▸ What is being asked: Scan the entries below for the word "Total". Copy each line that has it.

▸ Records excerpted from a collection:
<<<<
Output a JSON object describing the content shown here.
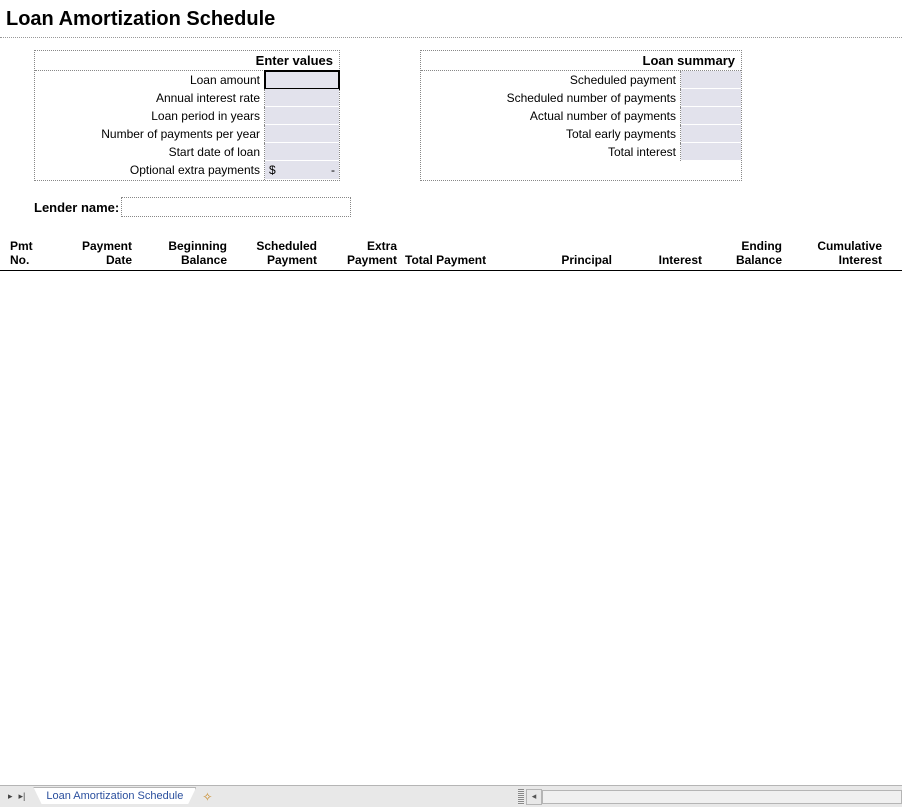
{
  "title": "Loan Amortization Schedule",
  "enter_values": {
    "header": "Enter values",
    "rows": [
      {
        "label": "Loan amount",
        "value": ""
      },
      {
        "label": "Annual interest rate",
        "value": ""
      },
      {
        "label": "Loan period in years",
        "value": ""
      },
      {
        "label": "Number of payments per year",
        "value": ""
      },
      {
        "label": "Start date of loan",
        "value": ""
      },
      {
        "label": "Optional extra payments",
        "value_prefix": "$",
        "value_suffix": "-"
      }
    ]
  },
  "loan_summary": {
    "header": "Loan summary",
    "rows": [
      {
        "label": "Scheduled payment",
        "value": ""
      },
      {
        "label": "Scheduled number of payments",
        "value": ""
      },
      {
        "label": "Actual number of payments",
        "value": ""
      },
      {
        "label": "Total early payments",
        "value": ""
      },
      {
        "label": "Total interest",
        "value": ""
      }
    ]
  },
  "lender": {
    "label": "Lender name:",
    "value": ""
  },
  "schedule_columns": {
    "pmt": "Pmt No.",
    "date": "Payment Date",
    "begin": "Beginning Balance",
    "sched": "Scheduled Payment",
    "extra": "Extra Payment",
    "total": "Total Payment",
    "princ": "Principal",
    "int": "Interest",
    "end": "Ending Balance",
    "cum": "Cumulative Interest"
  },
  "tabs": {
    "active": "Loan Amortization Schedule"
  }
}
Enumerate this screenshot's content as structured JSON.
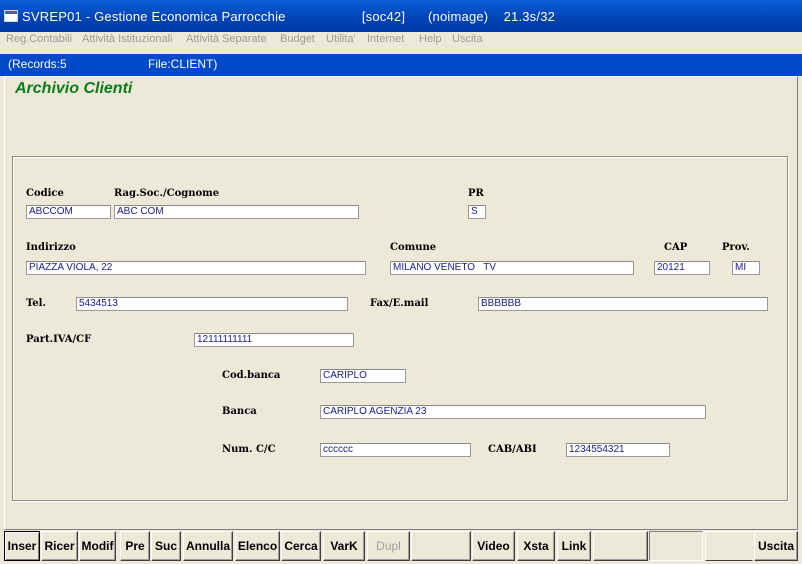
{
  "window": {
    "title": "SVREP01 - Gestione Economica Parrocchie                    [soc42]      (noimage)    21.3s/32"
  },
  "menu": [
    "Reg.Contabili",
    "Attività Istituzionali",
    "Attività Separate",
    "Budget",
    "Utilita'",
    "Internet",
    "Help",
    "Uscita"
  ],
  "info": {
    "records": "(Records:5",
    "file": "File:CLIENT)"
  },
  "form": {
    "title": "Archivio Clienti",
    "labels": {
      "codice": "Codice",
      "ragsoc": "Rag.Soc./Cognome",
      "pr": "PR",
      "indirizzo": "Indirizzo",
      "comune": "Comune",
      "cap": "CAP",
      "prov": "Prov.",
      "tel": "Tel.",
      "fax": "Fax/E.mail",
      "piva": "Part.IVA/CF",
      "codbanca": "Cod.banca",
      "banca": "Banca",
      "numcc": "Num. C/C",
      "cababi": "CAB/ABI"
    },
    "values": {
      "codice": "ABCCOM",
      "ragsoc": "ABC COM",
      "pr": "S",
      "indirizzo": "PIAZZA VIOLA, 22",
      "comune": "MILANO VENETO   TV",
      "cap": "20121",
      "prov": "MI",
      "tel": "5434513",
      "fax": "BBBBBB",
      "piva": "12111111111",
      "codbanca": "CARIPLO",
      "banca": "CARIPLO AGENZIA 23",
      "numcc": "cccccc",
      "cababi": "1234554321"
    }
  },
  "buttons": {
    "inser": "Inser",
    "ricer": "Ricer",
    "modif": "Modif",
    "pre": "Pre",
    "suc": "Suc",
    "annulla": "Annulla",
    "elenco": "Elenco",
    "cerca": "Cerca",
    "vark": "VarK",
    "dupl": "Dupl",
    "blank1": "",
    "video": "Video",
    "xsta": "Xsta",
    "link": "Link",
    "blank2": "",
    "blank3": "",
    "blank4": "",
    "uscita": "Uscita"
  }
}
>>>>
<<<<
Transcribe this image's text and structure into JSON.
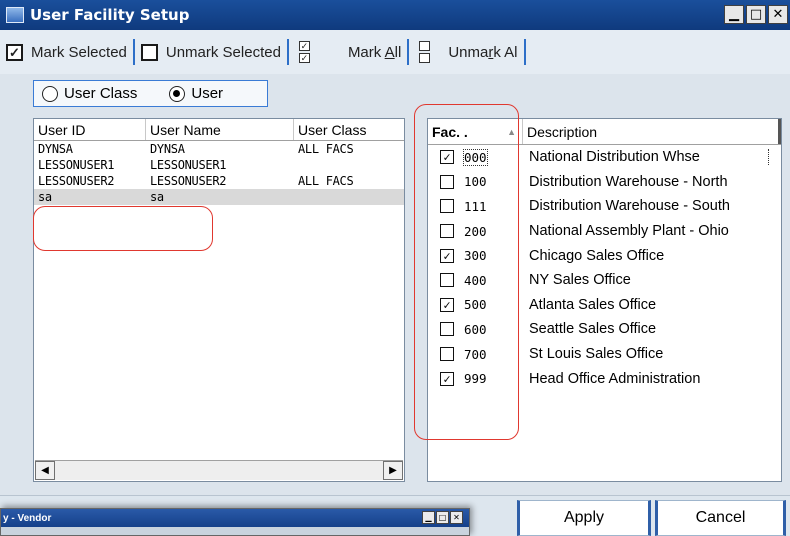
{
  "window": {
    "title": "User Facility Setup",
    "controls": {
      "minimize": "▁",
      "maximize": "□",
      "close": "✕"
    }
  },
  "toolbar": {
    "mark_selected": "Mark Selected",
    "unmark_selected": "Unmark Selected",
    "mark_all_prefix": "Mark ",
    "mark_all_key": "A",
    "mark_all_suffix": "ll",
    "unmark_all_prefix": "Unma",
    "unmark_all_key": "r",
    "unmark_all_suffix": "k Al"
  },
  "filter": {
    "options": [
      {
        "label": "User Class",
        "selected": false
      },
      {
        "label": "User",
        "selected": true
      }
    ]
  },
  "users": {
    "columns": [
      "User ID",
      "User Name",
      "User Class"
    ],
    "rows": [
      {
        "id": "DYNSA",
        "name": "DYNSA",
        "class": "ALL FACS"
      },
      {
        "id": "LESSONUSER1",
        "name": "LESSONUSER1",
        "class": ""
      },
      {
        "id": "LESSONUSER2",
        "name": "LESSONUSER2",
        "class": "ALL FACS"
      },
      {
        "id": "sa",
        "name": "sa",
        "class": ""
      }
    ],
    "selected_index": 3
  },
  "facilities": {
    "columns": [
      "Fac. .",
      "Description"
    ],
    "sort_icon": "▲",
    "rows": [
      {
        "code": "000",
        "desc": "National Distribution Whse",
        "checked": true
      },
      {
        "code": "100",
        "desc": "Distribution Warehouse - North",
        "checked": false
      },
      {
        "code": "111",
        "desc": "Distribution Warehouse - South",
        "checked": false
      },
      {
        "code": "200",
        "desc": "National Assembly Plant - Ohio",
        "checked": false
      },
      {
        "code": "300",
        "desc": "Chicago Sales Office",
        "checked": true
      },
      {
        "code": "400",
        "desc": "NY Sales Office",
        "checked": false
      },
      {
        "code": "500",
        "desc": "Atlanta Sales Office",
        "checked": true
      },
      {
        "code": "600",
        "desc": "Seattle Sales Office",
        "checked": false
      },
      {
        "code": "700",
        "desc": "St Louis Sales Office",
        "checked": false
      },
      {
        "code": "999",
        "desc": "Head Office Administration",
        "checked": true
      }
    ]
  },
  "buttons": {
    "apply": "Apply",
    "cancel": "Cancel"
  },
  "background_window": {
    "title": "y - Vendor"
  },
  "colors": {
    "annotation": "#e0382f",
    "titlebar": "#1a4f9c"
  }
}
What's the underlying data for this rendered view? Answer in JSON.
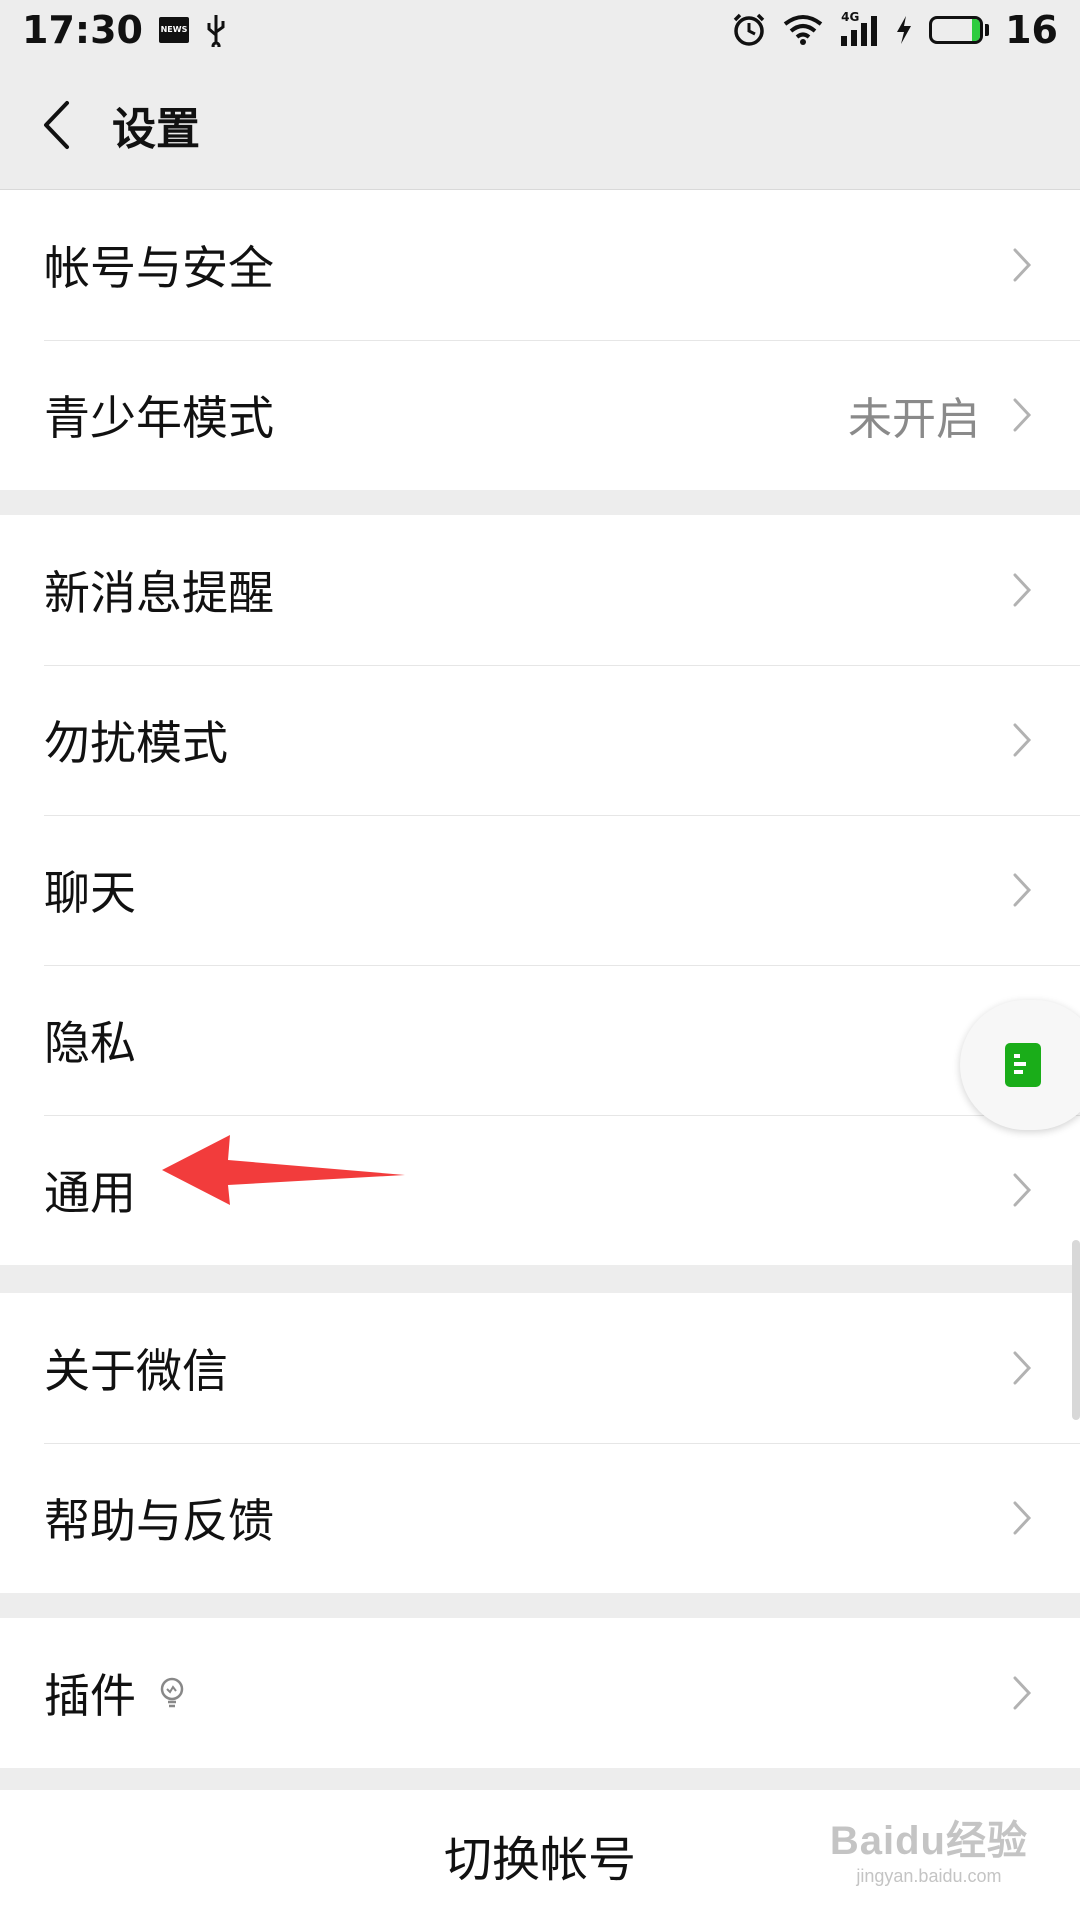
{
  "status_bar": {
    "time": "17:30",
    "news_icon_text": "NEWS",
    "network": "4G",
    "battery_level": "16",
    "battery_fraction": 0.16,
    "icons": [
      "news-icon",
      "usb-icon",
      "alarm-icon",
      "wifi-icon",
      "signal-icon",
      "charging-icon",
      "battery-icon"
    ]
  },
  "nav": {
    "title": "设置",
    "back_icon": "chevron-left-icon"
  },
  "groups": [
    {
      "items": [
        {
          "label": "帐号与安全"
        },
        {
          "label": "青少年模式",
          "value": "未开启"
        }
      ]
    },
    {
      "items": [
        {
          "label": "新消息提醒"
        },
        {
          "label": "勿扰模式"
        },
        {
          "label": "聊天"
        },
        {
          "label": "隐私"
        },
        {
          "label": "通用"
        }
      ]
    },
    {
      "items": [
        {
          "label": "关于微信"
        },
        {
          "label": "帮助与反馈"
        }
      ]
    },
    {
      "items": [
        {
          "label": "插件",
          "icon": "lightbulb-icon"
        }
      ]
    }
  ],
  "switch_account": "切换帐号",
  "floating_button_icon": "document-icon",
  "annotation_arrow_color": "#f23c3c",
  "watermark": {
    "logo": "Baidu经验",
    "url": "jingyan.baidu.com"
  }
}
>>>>
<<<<
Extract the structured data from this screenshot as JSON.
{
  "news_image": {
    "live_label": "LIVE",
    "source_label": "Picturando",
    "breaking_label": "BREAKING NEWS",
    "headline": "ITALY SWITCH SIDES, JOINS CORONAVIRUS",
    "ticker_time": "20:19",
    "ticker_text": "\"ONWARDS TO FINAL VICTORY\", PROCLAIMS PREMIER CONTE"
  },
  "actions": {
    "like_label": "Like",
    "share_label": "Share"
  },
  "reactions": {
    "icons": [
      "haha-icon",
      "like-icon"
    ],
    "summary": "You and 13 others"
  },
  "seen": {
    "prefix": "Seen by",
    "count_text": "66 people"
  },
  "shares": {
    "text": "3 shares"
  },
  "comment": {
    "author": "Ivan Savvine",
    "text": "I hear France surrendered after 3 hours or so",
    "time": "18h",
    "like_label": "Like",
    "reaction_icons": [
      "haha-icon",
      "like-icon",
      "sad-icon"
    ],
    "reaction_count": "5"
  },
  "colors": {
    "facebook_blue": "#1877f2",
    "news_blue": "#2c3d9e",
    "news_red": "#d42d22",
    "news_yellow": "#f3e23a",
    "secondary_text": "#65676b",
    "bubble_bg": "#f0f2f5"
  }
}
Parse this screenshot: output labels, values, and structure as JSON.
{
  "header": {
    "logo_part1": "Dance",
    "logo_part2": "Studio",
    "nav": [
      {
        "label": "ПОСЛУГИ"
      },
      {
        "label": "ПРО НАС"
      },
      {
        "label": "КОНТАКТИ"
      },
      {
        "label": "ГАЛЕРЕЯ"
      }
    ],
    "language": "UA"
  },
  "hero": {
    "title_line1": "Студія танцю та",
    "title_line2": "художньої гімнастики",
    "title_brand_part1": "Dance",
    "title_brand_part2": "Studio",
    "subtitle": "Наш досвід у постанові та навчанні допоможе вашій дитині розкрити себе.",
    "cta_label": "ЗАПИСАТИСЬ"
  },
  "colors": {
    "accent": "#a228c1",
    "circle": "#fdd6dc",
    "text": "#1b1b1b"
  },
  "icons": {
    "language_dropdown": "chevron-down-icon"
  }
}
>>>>
▸ Output for this exercise:
        "label": "Total early payments",
        "label": "Total interest",
    "total": "Total Payment",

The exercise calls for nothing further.